and zoning restrictions limiting possible alternative uses. In addition, the
usual locations, in the Borough’s alleys, have kept them from public view, and
Map 6, Carriage Houses, shows the results of a recent
survey of the Borough’s carriage houses and stables as indicated on a 1909
Sanborn Insurance Map, which specifically identified carriage houses and
stables. The 1909 Sanborn Map was used as a reference point for it roughly
corresponds to the period when automobiles began to replace horse drawn
vehicles, rendering carriage houses and stable obsolete. The 1909 map was
compared to the most recent Borough property maps and any concurrence between
the two was noted. A field investigation then determined whether or not the
existing building a) dated from 1909 or earlier and was in a decent state of
preservation, b) dated from 1909 or earlier, but had been architecturally
compromised, or c) had been replaced with new construction since 1909. In
addition, other auxiliary buildings of architectural merit were recorded as were
notable structures constructed later than 1909.
The 1909 Sanborn map identified over 250 carriage houses
and stables. In 2000, only about 160 remain and a little over 100 retain most
of their original architectural fabric. About one-third of these have been
converted into residential properties and are in excellent condition. Nearly
half are used for garages and/or storage and tend to be in reasonably good
condition. It is the latter group that needs the most attention. In addition,
some auxiliary buildings (mostly garages) constructed after 1909 have
architectural merit that should also be preserved.
Map 7, Environmental Resources, delineates wooded areas,
waterways, topographic features, floodplains, hydric or wet soils and watershed
boundaries. Limited environmental resources remain, and are either of little
value, subjected to heavy use, or are under strong development pressure.
Stream corridors and floodplains are found in three
principle areas, in the northeast and the southwest at a tributary to Taylor
Run, at the headwaters of Plum Run, and along Goose Creek, a tributary to the
east branch of Chester Creek. Wetlands may be generally regarded as
approximately coincident with floodplain areas and hydric soils areas.
The Borough contains four watersheds. The northern half of
the Borough flows into Taylor Run, the southeast quadrant flows into Goose
Creek, the southwest corner drains directly into Plum Run, and a smaller area
roughly bounded by Market, Church and Price Streets drains into Blackhorse Run,
a tributary to Plum Run.

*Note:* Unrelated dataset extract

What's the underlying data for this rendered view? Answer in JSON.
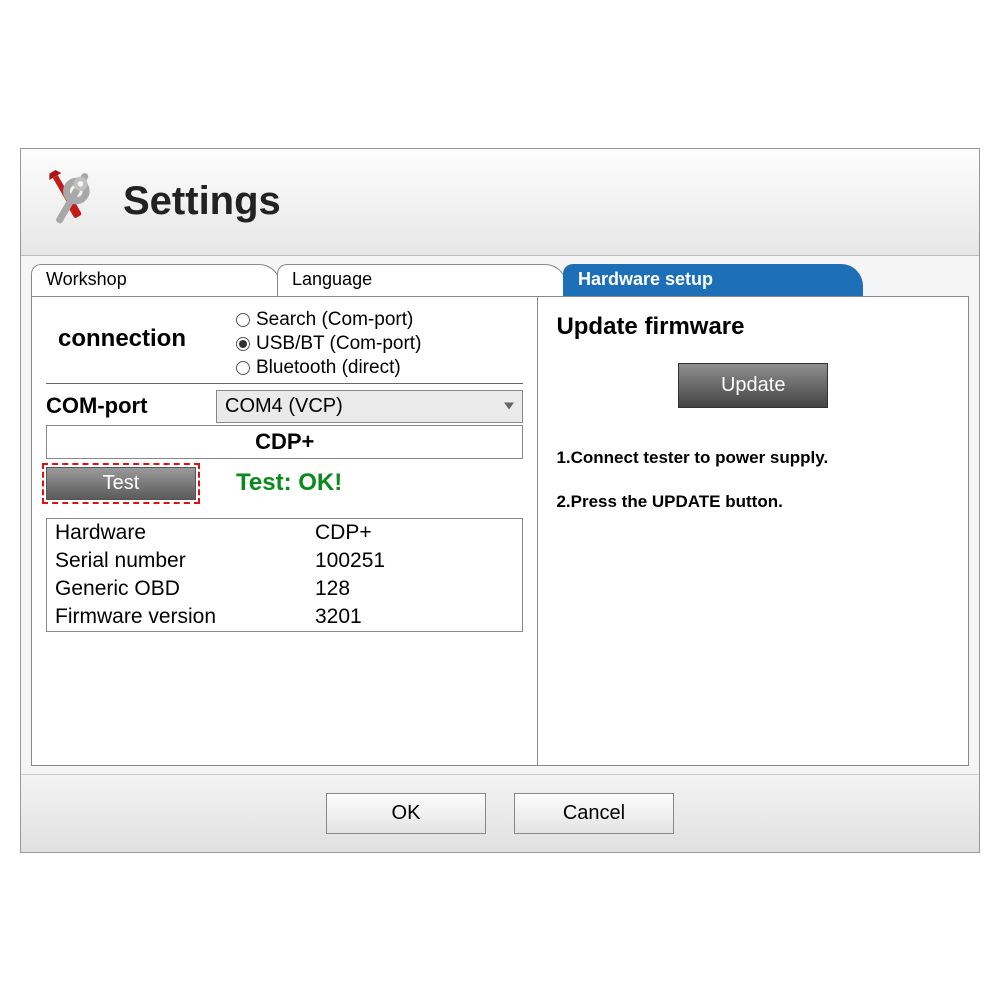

West Chester Borough contains primarily soils from the
Glenelg series. Much of the Borough has Glenelg channery silt loam, ranging
from 3% to 8% in slope and moderately eroded. The depth to bedrock in this
soils series is generally three to five feet, and is underlain by schist, gneiss
and gabbro. Hydric soils are found along the Borough’s streams. Three stream
valleys in the northwest, northeast and southwest corners of the Borough contain
significant steep slope areas.
The most significant environmental feature effecting future
land use in the Borough is the extensive floodplain of Goose Creek. Goose Creek
frequently overflows its banks during storms, flooding much of the area in the
southeast quadrant – particularly areas adjacent to the west side of South Adams
Street and south of East Union Street.
The 1981 Historic Resources Survey provides a basis upon which to prepare
a Historic Preservation Plan.
Carriage houses are unique and significant historic resources worthy of
protection and preservation.
The floodplain of the Goose Creek and flooding associated with Goose
Creek affects local land uses. There is a need to better quantify the effects
of flooding in these areas in order to provide flood protection.